→ Provided records
══════

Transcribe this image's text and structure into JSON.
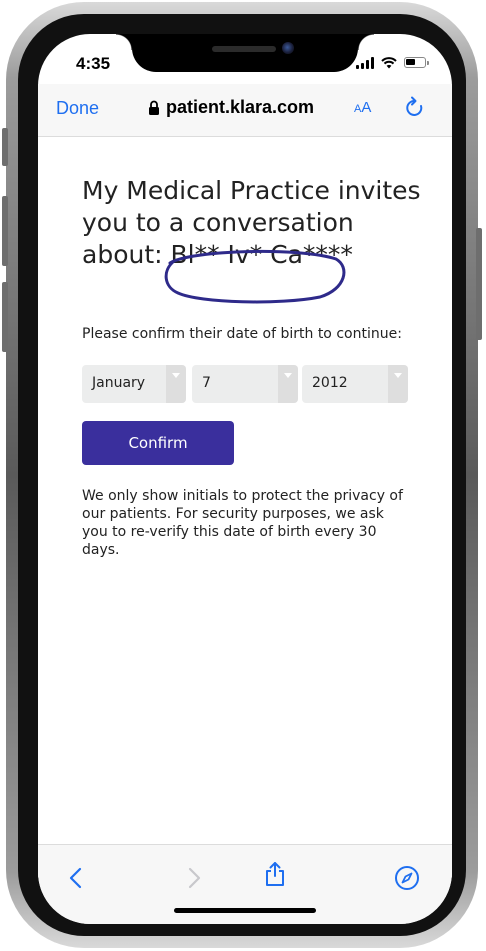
{
  "status_bar": {
    "time": "4:35"
  },
  "browser": {
    "done_label": "Done",
    "url": "patient.klara.com",
    "text_size_label_small": "A",
    "text_size_label_large": "A"
  },
  "page": {
    "headline": "My Medical Practice invites you to a conversation about: Bl** Iv* Ca****",
    "confirm_prompt": "Please confirm their date of birth to continue:",
    "dob": {
      "month": "January",
      "day": "7",
      "year": "2012"
    },
    "confirm_button": "Confirm",
    "privacy_notice": "We only show initials to protect the privacy of our patients. For security purposes, we ask you to re-verify this date of birth every 30 days."
  },
  "colors": {
    "accent_blue": "#1f6ff0",
    "confirm_button_bg": "#3a2f9d",
    "annotation_circle": "#2e2a8a"
  },
  "icons": {
    "toolbar": [
      "back-icon",
      "forward-icon",
      "share-icon",
      "compass-icon"
    ],
    "header": [
      "lock-icon",
      "reload-icon"
    ]
  }
}
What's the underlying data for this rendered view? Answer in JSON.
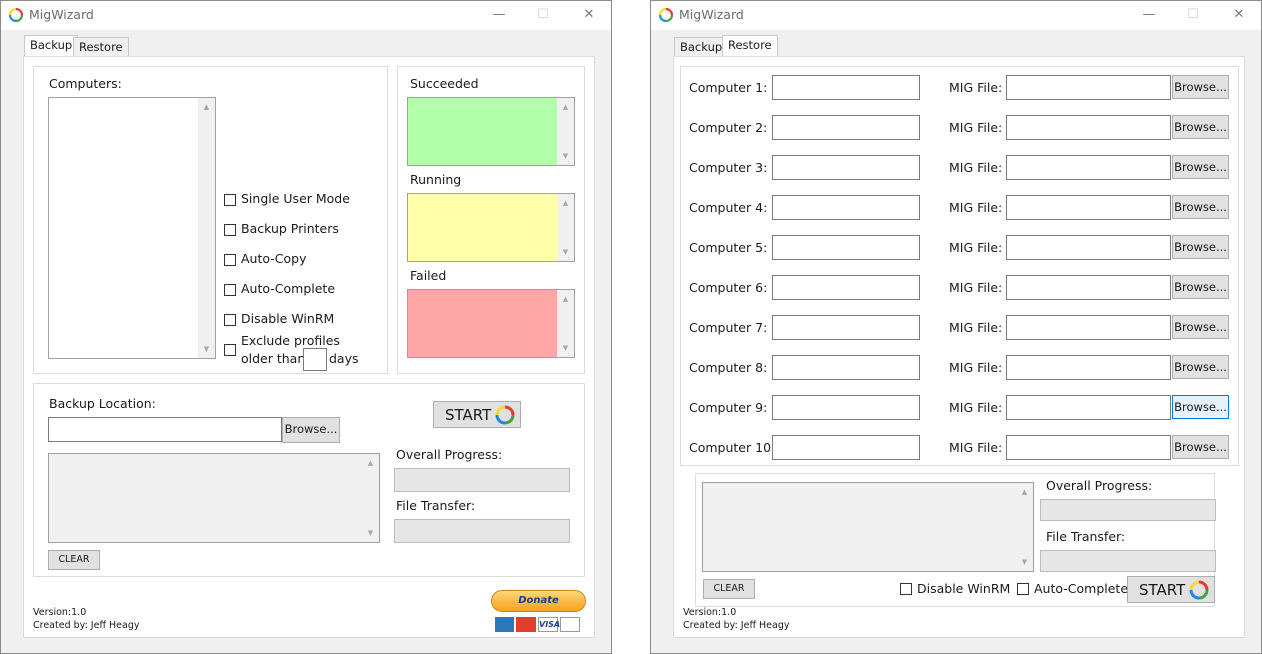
{
  "windows": [
    {
      "title": "MigWizard",
      "tabs": [
        "Backup",
        "Restore"
      ],
      "active_tab": "Backup",
      "computers_label": "Computers:",
      "options": [
        "Single User Mode",
        "Backup Printers",
        "Auto-Copy",
        "Auto-Complete",
        "Disable WinRM"
      ],
      "exclude_line1": "Exclude profiles",
      "exclude_line2": "older than",
      "exclude_days": "days",
      "status_boxes": [
        {
          "label": "Succeeded",
          "color": "#b3ffa9"
        },
        {
          "label": "Running",
          "color": "#ffffa9"
        },
        {
          "label": "Failed",
          "color": "#ffa7a7"
        }
      ],
      "backup_location_label": "Backup Location:",
      "browse_label": "Browse...",
      "start_label": "START",
      "overall_progress_label": "Overall Progress:",
      "file_transfer_label": "File Transfer:",
      "clear_label": "CLEAR",
      "donate_label": "Donate",
      "version": "Version:1.0",
      "created_by": "Created by: Jeff Heagy"
    },
    {
      "title": "MigWizard",
      "tabs": [
        "Backup",
        "Restore"
      ],
      "active_tab": "Restore",
      "rows": [
        {
          "computer": "Computer 1:",
          "mig": "MIG File:",
          "browse": "Browse..."
        },
        {
          "computer": "Computer 2:",
          "mig": "MIG File:",
          "browse": "Browse..."
        },
        {
          "computer": "Computer 3:",
          "mig": "MIG File:",
          "browse": "Browse..."
        },
        {
          "computer": "Computer 4:",
          "mig": "MIG File:",
          "browse": "Browse..."
        },
        {
          "computer": "Computer 5:",
          "mig": "MIG File:",
          "browse": "Browse..."
        },
        {
          "computer": "Computer 6:",
          "mig": "MIG File:",
          "browse": "Browse..."
        },
        {
          "computer": "Computer 7:",
          "mig": "MIG File:",
          "browse": "Browse..."
        },
        {
          "computer": "Computer 8:",
          "mig": "MIG File:",
          "browse": "Browse..."
        },
        {
          "computer": "Computer 9:",
          "mig": "MIG File:",
          "browse": "Browse..."
        },
        {
          "computer": "Computer 10:",
          "mig": "MIG File:",
          "browse": "Browse..."
        }
      ],
      "overall_progress_label": "Overall Progress:",
      "file_transfer_label": "File Transfer:",
      "clear_label": "CLEAR",
      "disable_winrm_label": "Disable WinRM",
      "auto_complete_label": "Auto-Complete",
      "start_label": "START",
      "version": "Version:1.0",
      "created_by": "Created by: Jeff Heagy"
    }
  ],
  "colors": {
    "accent": "#0078d7",
    "donate": "#f7a21c"
  },
  "icons": [
    "app-icon",
    "minimize-icon",
    "maximize-icon",
    "close-icon",
    "refresh-cycle-icon",
    "card-logos"
  ]
}
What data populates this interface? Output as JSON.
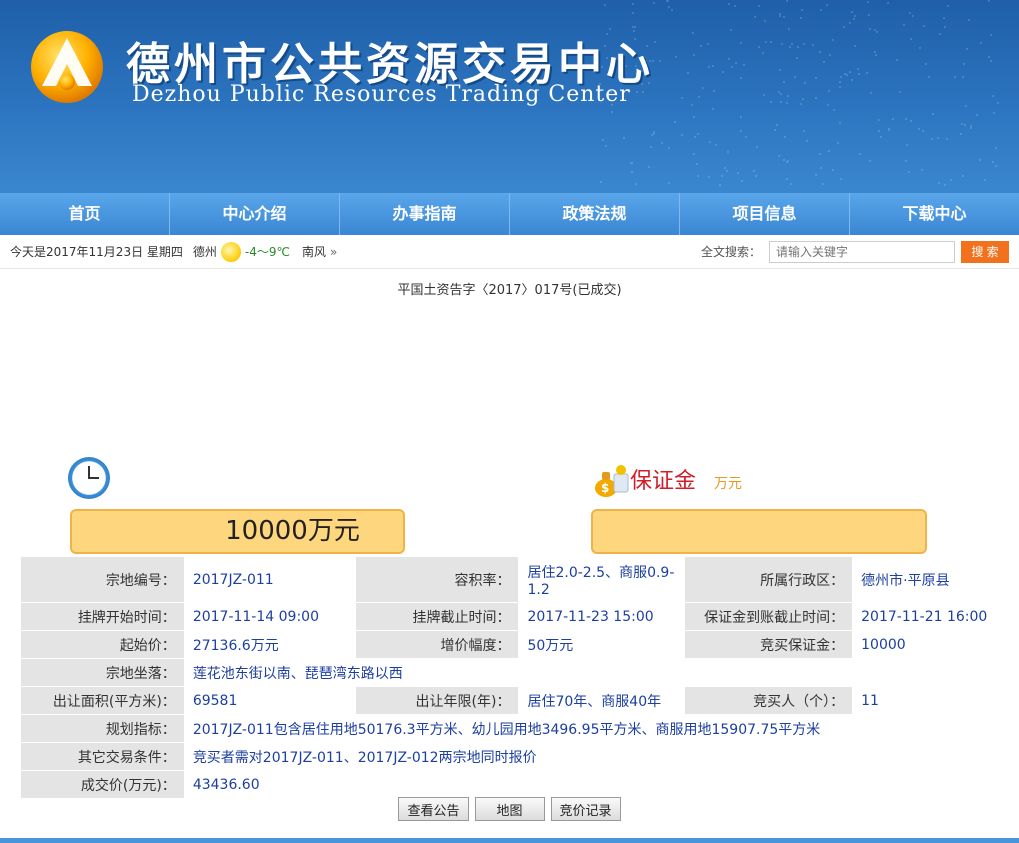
{
  "header": {
    "title": "德州市公共资源交易中心",
    "subtitle": "Dezhou Public Resources Trading Center"
  },
  "nav": [
    {
      "label": "首页"
    },
    {
      "label": "中心介绍"
    },
    {
      "label": "办事指南"
    },
    {
      "label": "政策法规"
    },
    {
      "label": "项目信息"
    },
    {
      "label": "下载中心"
    }
  ],
  "infobar": {
    "date": "今天是2017年11月23日 星期四",
    "city": "德州",
    "temp": "-4～9℃",
    "wind": "南风",
    "more": "»",
    "search_label": "全文搜索：",
    "search_placeholder": "请输入关键字",
    "search_button": "搜 索"
  },
  "doc_title": "平国土资告字〈2017〉017号(已成交)",
  "price": {
    "current": "10000万元",
    "deposit_label": "保证金",
    "deposit_unit": "万元"
  },
  "table": {
    "r1": {
      "k1": "宗地编号：",
      "v1": "2017JZ-011",
      "k2": "容积率：",
      "v2": "居住2.0-2.5、商服0.9-1.2",
      "k3": "所属行政区：",
      "v3": "德州市·平原县"
    },
    "r2": {
      "k1": "挂牌开始时间：",
      "v1": "2017-11-14 09:00",
      "k2": "挂牌截止时间：",
      "v2": "2017-11-23 15:00",
      "k3": "保证金到账截止时间：",
      "v3": "2017-11-21 16:00"
    },
    "r3": {
      "k1": "起始价：",
      "v1": "27136.6万元",
      "k2": "增价幅度：",
      "v2": "50万元",
      "k3": "竞买保证金：",
      "v3": "10000"
    },
    "r4": {
      "k1": "宗地坐落：",
      "v1": "莲花池东街以南、琵琶湾东路以西"
    },
    "r5": {
      "k1": "出让面积(平方米)：",
      "v1": "69581",
      "k2": "出让年限(年)：",
      "v2": "居住70年、商服40年",
      "k3": "竞买人（个）：",
      "v3": "11"
    },
    "r6": {
      "k1": "规划指标：",
      "v1": "2017JZ-011包含居住用地50176.3平方米、幼儿园用地3496.95平方米、商服用地15907.75平方米"
    },
    "r7": {
      "k1": "其它交易条件：",
      "v1": "竞买者需对2017JZ-011、2017JZ-012两宗地同时报价"
    },
    "r8": {
      "k1": "成交价(万元)：",
      "v1": "43436.60"
    }
  },
  "buttons": {
    "notice": "查看公告",
    "map": "地图",
    "bids": "竞价记录"
  }
}
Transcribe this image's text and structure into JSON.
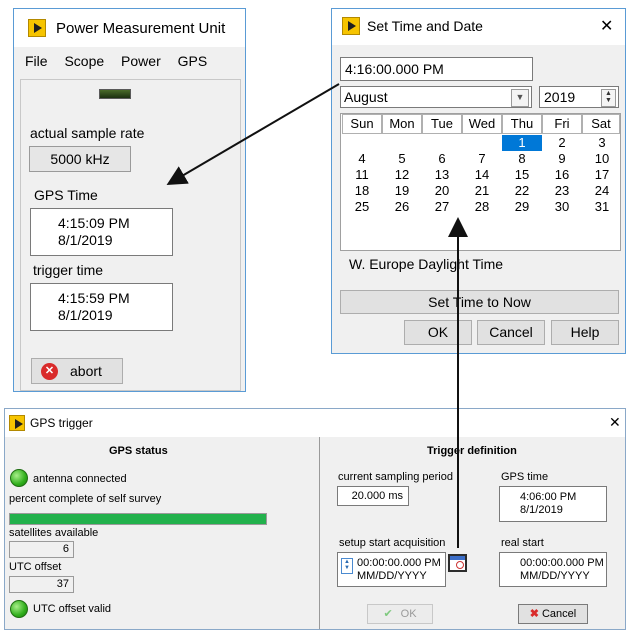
{
  "pmu": {
    "title": "Power Measurement Unit",
    "menu": [
      "File",
      "Scope",
      "Power",
      "GPS"
    ],
    "actual_sample_rate_label": "actual sample rate",
    "actual_sample_rate_value": "5000 kHz",
    "gps_time_label": "GPS Time",
    "gps_time_value": "4:15:09 PM",
    "gps_date_value": "8/1/2019",
    "trigger_time_label": "trigger time",
    "trigger_time_value": "4:15:59 PM",
    "trigger_date_value": "8/1/2019",
    "abort_label": "abort"
  },
  "set_time": {
    "title": "Set Time and Date",
    "close_glyph": "✕",
    "time_input_value": "4:16:00.000 PM",
    "month_value": "August",
    "year_value": "2019",
    "weekdays": [
      "Sun",
      "Mon",
      "Tue",
      "Wed",
      "Thu",
      "Fri",
      "Sat"
    ],
    "days": [
      "",
      "",
      "",
      "",
      "1",
      "2",
      "3",
      "4",
      "5",
      "6",
      "7",
      "8",
      "9",
      "10",
      "11",
      "12",
      "13",
      "14",
      "15",
      "16",
      "17",
      "18",
      "19",
      "20",
      "21",
      "22",
      "23",
      "24",
      "25",
      "26",
      "27",
      "28",
      "29",
      "30",
      "31"
    ],
    "selected_day": "1",
    "timezone": "W. Europe Daylight Time",
    "set_time_to_now_label": "Set Time to Now",
    "ok_label": "OK",
    "cancel_label": "Cancel",
    "help_label": "Help"
  },
  "gps_trigger": {
    "title": "GPS trigger",
    "close_glyph": "✕",
    "gps_status_heading": "GPS status",
    "antenna_connected_label": "antenna connected",
    "survey_label": "percent complete of self survey",
    "survey_progress": 1.0,
    "satellites_label": "satellites available",
    "satellites_value": "6",
    "utc_offset_label": "UTC offset",
    "utc_offset_value": "37",
    "utc_offset_valid_label": "UTC offset valid",
    "trigger_definition_heading": "Trigger definition",
    "current_sampling_period_label": "current sampling period",
    "current_sampling_period_value": "20.000 ms",
    "gps_time_label": "GPS time",
    "gps_time_value": "4:06:00 PM",
    "gps_date_value": "8/1/2019",
    "setup_start_label": "setup start acquisition",
    "setup_start_time": "00:00:00.000 PM",
    "setup_start_date": "MM/DD/YYYY",
    "real_start_label": "real start",
    "real_start_time": "00:00:00.000 PM",
    "real_start_date": "MM/DD/YYYY",
    "ok_label": "OK",
    "cancel_label": "Cancel"
  },
  "colors": {
    "window_border": "#5a9bd5",
    "led_green": "#2fae1b",
    "progress_green": "#22b14c",
    "calendar_selection": "#0078d7",
    "cancel_icon_red": "#d92b2b"
  }
}
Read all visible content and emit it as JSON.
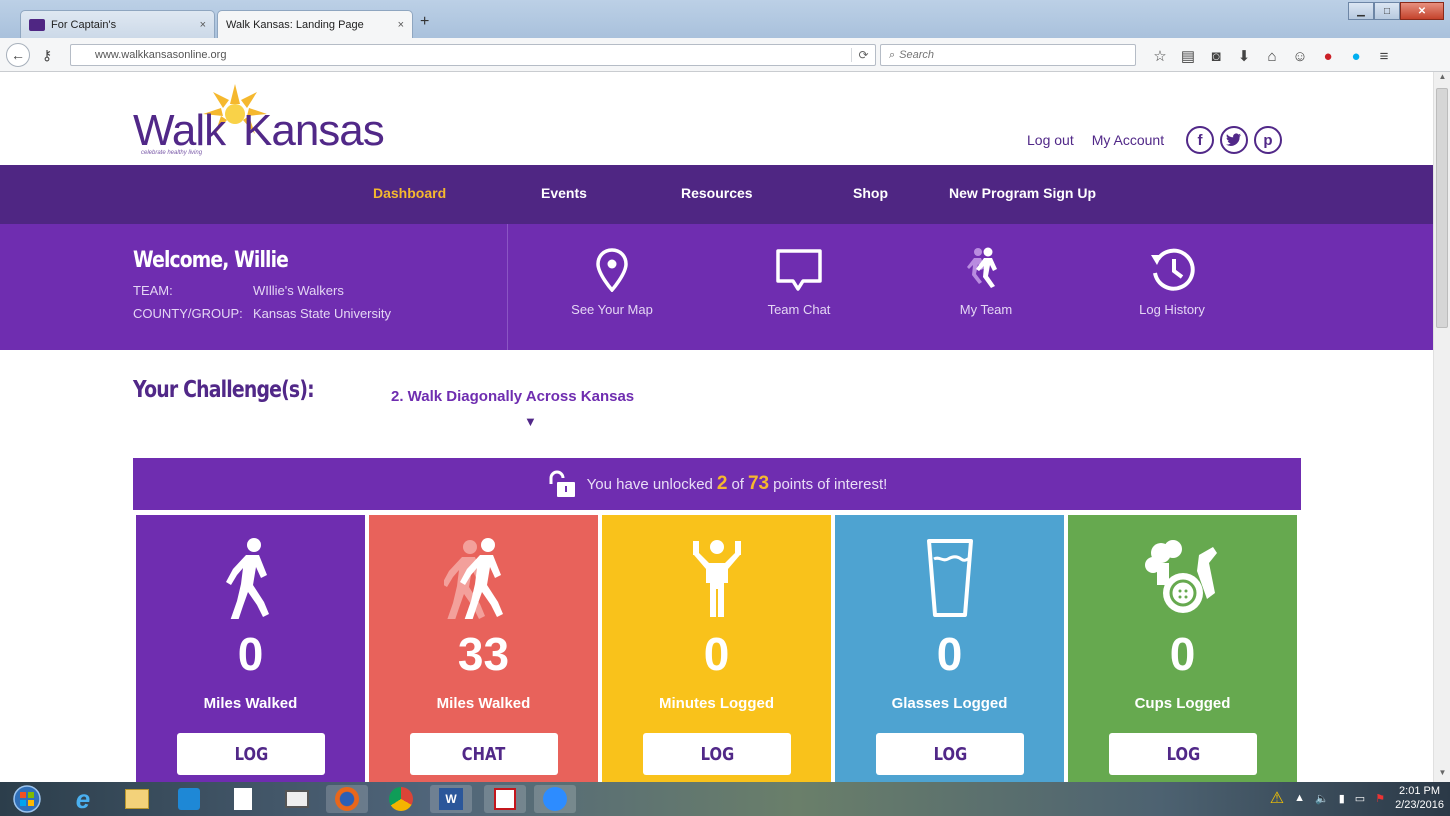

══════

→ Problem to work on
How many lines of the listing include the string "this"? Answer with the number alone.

→ Exercise answer
5